The tax rebate is supposed to delay that day of reckoning just long enough for Corporate America to shake off their excess inventories and start ramping up production again, followed by the long-awaited rebirth of capital investment in expansion, new equipment or in other companies. Alan Greenspan's six-and-counting interest-rate cuts will presumably help that along, but most forecasts see another six months before businesses really get their sea legs back.

Spend or save: does it really matter?

That's where the $300 comes in, or so the plan goes. Consumers bank the dough and immediately head out to stores, buying goods and services that put that $40 billion to work. Third-quarter (that's July to September) GDP growth registers an extra half-point or more, keeping the recession at bay, and George W. Bush comes off looking like his tax cut just saved the world.

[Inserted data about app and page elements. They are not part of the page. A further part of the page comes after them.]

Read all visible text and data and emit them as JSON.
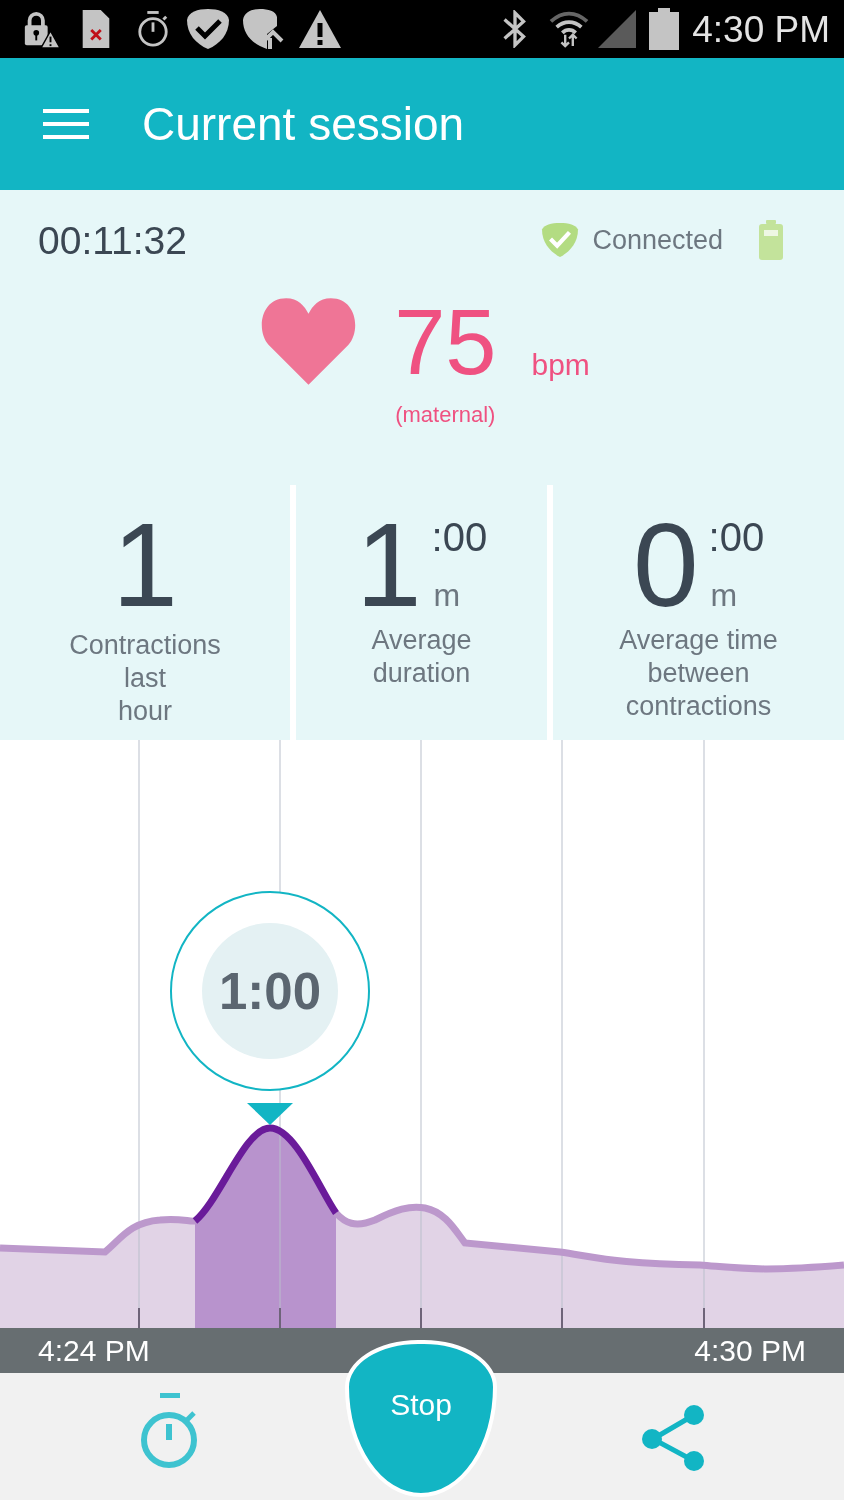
{
  "status_bar": {
    "time": "4:30 PM"
  },
  "app_bar": {
    "title": "Current session"
  },
  "session": {
    "elapsed": "00:11:32",
    "connection": {
      "label": "Connected",
      "connected": true
    },
    "heart_rate": {
      "value": "75",
      "unit": "bpm",
      "note": "(maternal)"
    }
  },
  "stats": [
    {
      "value": "1",
      "label": "Contractions\nlast\nhour"
    },
    {
      "value": "1",
      "seconds": ":00",
      "unit": "m",
      "label": "Average\nduration"
    },
    {
      "value": "0",
      "seconds": ":00",
      "unit": "m",
      "label": "Average time\nbetween\ncontractions"
    }
  ],
  "chart": {
    "callout": "1:00",
    "start_time": "4:24 PM",
    "end_time": "4:30 PM"
  },
  "bottom_bar": {
    "stop_label": "Stop"
  }
}
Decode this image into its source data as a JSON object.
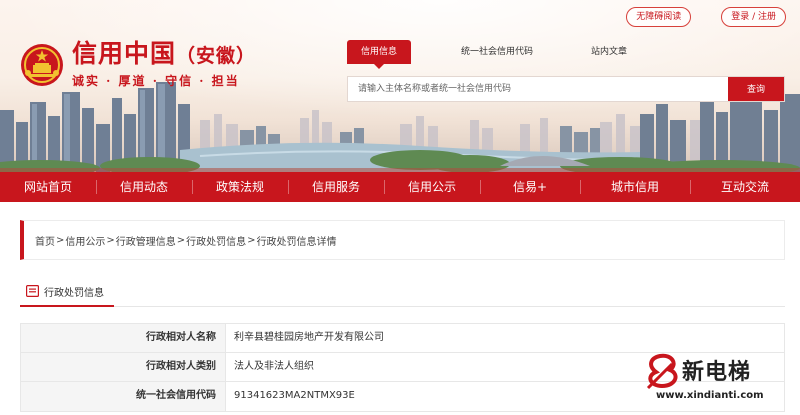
{
  "header": {
    "site_title": "信用中国",
    "site_region": "（安徽）",
    "slogan": "诚实 · 厚道 · 守信 · 担当",
    "top_links": [
      "无障碍阅读",
      "登录 / 注册"
    ]
  },
  "search": {
    "tabs": [
      "信用信息",
      "统一社会信用代码",
      "站内文章"
    ],
    "active_tab": "信用信息",
    "placeholder": "请输入主体名称或者统一社会信用代码",
    "button": "查询"
  },
  "nav": {
    "items": [
      "网站首页",
      "信用动态",
      "政策法规",
      "信用服务",
      "信用公示",
      "信易+",
      "城市信用",
      "互动交流"
    ]
  },
  "breadcrumb": {
    "items": [
      "首页",
      "信用公示",
      "行政管理信息",
      "行政处罚信息",
      "行政处罚信息详情"
    ],
    "separator": ">"
  },
  "section": {
    "tab_label": "行政处罚信息"
  },
  "detail": {
    "rows": [
      {
        "label": "行政相对人名称",
        "value": "利辛县碧桂园房地产开发有限公司"
      },
      {
        "label": "行政相对人类别",
        "value": "法人及非法人组织"
      },
      {
        "label": "统一社会信用代码",
        "value": "91341623MA2NTMX93E"
      }
    ]
  },
  "watermark": {
    "text": "新电梯",
    "url": "www.xindianti.com"
  },
  "colors": {
    "brand_red": "#c8161d",
    "label_bg": "#f5f5f5"
  }
}
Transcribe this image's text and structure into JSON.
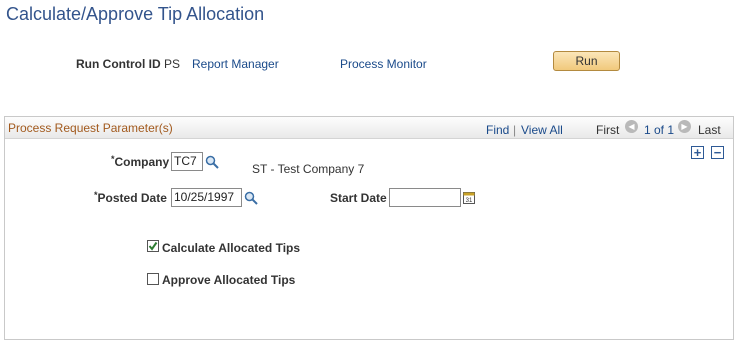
{
  "page": {
    "title": "Calculate/Approve Tip Allocation"
  },
  "run_control": {
    "label": "Run Control ID",
    "value": "PS",
    "report_manager": "Report Manager",
    "process_monitor": "Process Monitor",
    "run_label": "Run"
  },
  "group": {
    "title": "Process Request Parameter(s)",
    "find": "Find",
    "separator": "|",
    "view_all": "View All",
    "first": "First",
    "page_range": "1 of 1",
    "last": "Last",
    "add_row": "+",
    "delete_row": "−"
  },
  "form": {
    "required_marker": "*",
    "company_label": "Company",
    "company_value": "TC7",
    "company_desc": "ST - Test Company 7",
    "posted_date_label": "Posted Date",
    "posted_date_value": "10/25/1997",
    "start_date_label": "Start Date",
    "start_date_value": "",
    "calculate_label": "Calculate Allocated Tips",
    "calculate_checked": true,
    "approve_label": "Approve Allocated Tips",
    "approve_checked": false
  },
  "icons": {
    "lookup": "magnifier-icon",
    "calendar": "calendar-icon",
    "prev": "arrow-left-icon",
    "next": "arrow-right-icon"
  },
  "colors": {
    "title": "#33548c",
    "link": "#1a4a8a",
    "group_title": "#a25a1e",
    "run_button": "#f1c97c"
  }
}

But what if the polls are right — what if nobody feels rich enough to go to the mall? Well, the multiplier effect of say, sticking it under the mattress is darn near zero, and that wouldn't do much good. But some economists think what you do with the money isn't nearly as important as the feeling you get when it's sitting in your wallet.

After all, this is America we're talking about — we raise our children to shop. And if Mr. And Mrs. Smith use that $600 to do something ant-ish like put it in the bank, invest it, or pay off credit card bills (generally a better deal than investing anyway), won't the money find its way out eventually? Admit it — savings is fleeting, investments make somebody else feel rich enough to spend, and credit card bills that go down by $600 tend to go back up by $800 before long. We're all grasshoppers at heart — that's how we kept this 10-year economic expansion running this long.

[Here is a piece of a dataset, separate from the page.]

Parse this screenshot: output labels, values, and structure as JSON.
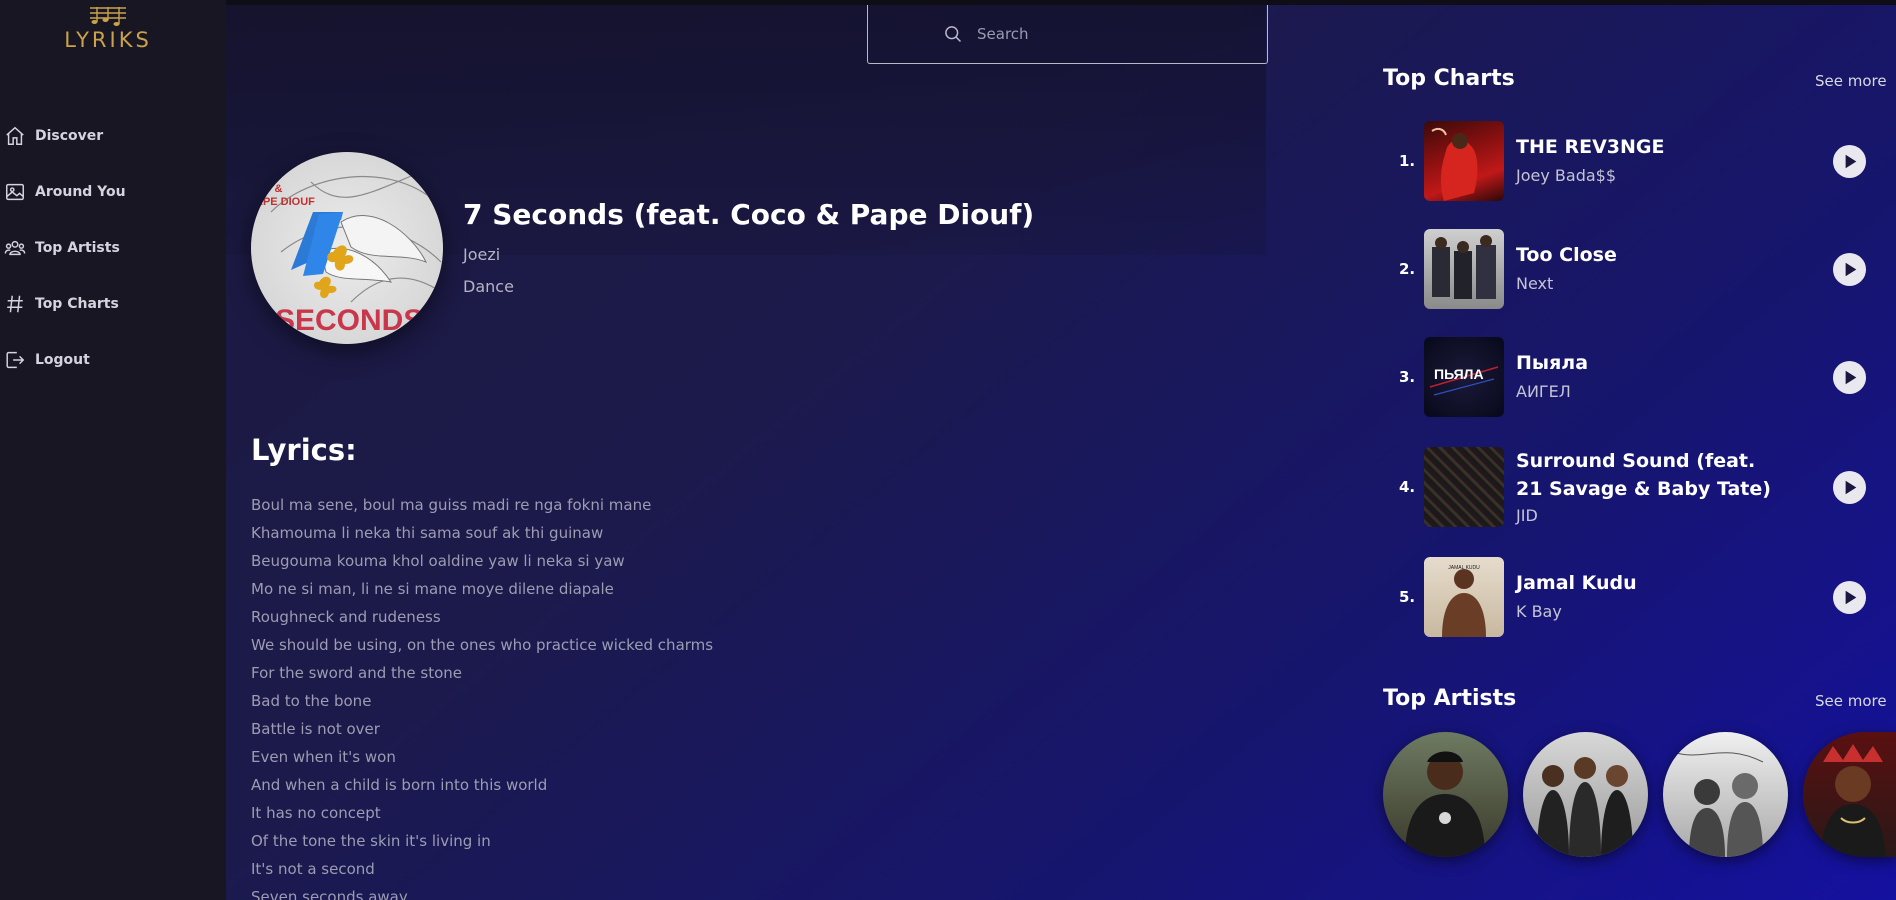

The Bush Administration would still prefer that you head directly to the store — it's faster that way, and there are Republican political careers riding on this tax cut working out for the best. Stores would certainly prefer that you spend it with them — Wal-Mart, for one, is offering a rebate-check cashing service right on premises.

"Seriously, no purchase is necessary," said Wal-Mart spokesman Tom Williams. "We're happy to have people come in our stores, to cash them and leave — but we'd love them to spend some of the money, too."

That's about how George W. Bush, Alan Greenspan and everyone in Washington or out who would like to see the U.S. keep the good times going another ten years. Economically, the checks may be coming along at the right time — while consumers are apparently still confident enough to spend the things. The trick will be to get them into mailboxes and back out into the marketplace before one of two things start to scare people: the unemployment rate, which is going nowhere but up, and the stock market, which is going nowhere at all. Hopefully by winter, Greenspan's cuts will kick in and business will feel ready to pitch in with some multiplier-ready dollars of their own.

Till then, it's up to you. The nation needs your $40 billion swirling around the marketplace, but don't do it out of patriotism — we don't want you feeling broke and used in November, either. Advice from your economist? First get your letter and do a little planning; then use the rebate — whatever it is — to make yourself feel richer. The rest will take care of itself.